(Data records for software interfaces)
"""
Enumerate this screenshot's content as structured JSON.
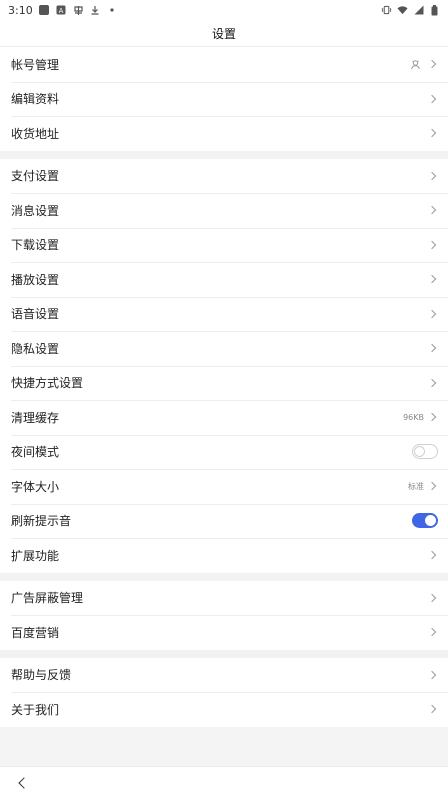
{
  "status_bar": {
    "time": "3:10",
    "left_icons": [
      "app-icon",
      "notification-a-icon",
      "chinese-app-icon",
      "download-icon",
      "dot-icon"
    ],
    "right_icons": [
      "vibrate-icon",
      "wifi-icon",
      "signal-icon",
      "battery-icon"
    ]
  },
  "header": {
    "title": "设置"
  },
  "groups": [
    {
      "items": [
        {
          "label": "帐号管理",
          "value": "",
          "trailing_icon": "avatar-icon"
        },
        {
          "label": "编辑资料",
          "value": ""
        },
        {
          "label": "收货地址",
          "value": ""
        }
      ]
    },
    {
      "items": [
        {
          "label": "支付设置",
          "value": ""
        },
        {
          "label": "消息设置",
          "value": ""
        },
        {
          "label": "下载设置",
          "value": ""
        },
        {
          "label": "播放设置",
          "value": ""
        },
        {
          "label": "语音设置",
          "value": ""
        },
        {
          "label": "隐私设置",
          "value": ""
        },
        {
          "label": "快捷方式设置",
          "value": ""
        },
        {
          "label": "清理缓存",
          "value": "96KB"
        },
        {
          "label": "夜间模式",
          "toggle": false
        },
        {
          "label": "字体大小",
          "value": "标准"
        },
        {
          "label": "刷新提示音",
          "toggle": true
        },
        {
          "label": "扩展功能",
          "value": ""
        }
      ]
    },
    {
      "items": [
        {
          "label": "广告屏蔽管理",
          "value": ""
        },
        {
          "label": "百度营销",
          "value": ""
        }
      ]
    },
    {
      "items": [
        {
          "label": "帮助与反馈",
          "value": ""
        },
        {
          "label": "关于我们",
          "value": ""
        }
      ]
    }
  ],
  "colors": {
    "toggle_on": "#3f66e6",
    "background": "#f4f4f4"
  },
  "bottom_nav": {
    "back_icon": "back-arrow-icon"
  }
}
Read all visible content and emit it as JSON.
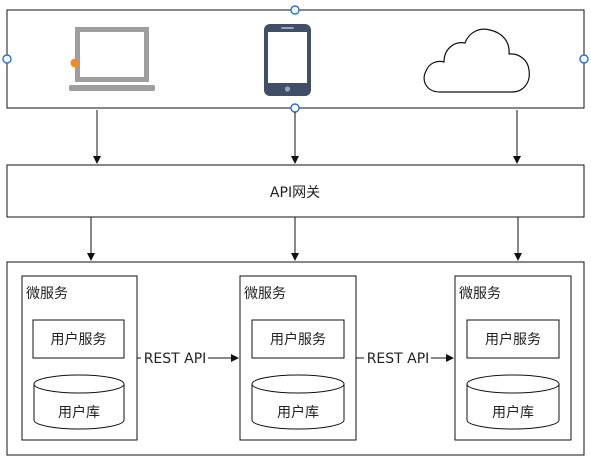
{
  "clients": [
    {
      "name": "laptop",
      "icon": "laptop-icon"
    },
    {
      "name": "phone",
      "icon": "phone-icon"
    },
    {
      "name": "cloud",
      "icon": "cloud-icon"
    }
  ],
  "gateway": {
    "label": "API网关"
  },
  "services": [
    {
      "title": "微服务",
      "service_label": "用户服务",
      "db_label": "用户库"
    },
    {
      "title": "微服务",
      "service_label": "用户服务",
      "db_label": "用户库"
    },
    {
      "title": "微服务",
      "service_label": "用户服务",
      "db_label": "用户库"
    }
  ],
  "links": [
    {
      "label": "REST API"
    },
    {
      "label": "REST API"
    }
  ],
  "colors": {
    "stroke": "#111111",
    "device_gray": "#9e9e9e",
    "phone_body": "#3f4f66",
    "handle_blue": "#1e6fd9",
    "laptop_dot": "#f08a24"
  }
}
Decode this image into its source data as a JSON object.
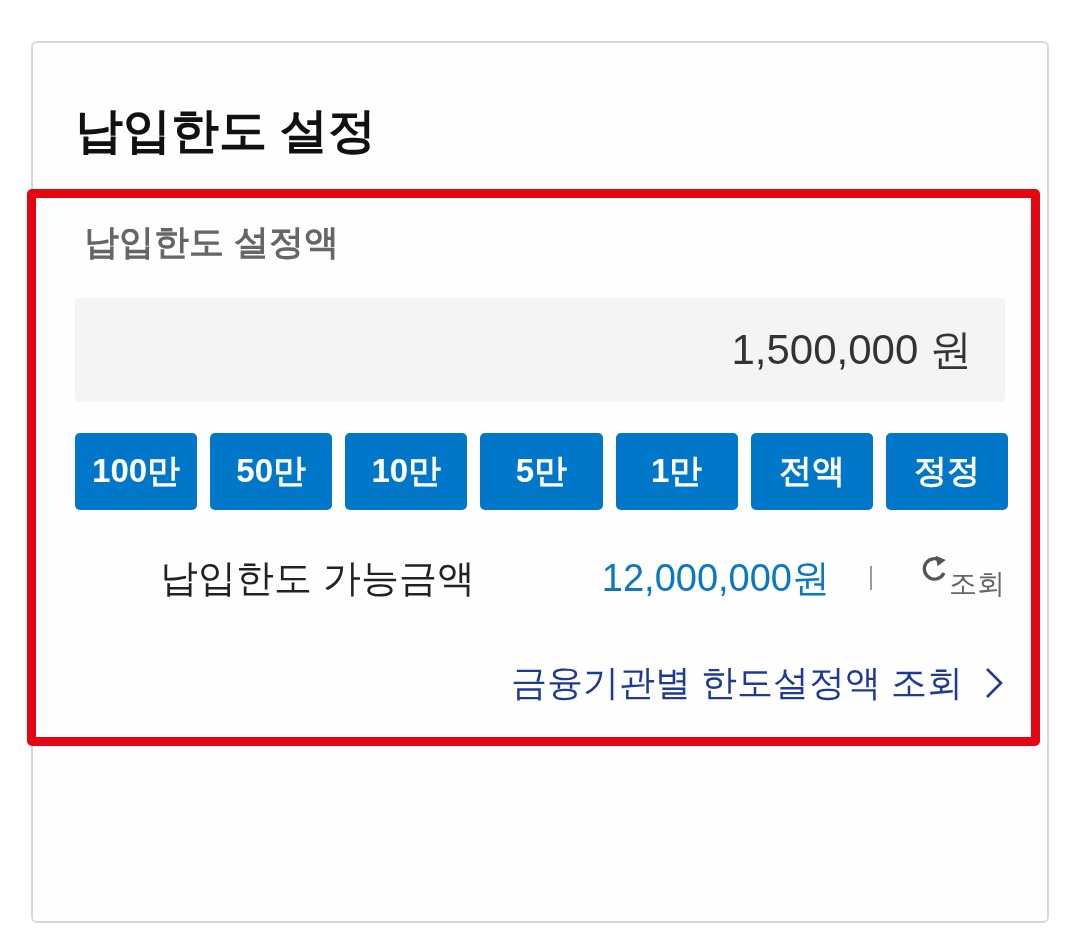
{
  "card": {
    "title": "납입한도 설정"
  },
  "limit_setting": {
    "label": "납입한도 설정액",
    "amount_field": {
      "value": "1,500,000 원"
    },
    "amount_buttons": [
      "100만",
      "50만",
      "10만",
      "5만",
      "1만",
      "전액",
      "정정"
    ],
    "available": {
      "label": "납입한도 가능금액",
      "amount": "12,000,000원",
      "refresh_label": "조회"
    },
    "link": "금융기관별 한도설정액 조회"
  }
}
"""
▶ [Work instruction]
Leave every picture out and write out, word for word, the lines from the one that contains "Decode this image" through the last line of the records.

▶ [Result of this exercise]
Decode this image into its source data as a JSON object.
{
  "card": {
    "title": "납입한도 설정"
  },
  "limit_setting": {
    "label": "납입한도 설정액",
    "amount_field": {
      "value": "1,500,000 원"
    },
    "amount_buttons": [
      "100만",
      "50만",
      "10만",
      "5만",
      "1만",
      "전액",
      "정정"
    ],
    "available": {
      "label": "납입한도 가능금액",
      "amount": "12,000,000원",
      "refresh_label": "조회"
    },
    "link": "금융기관별 한도설정액 조회"
  }
}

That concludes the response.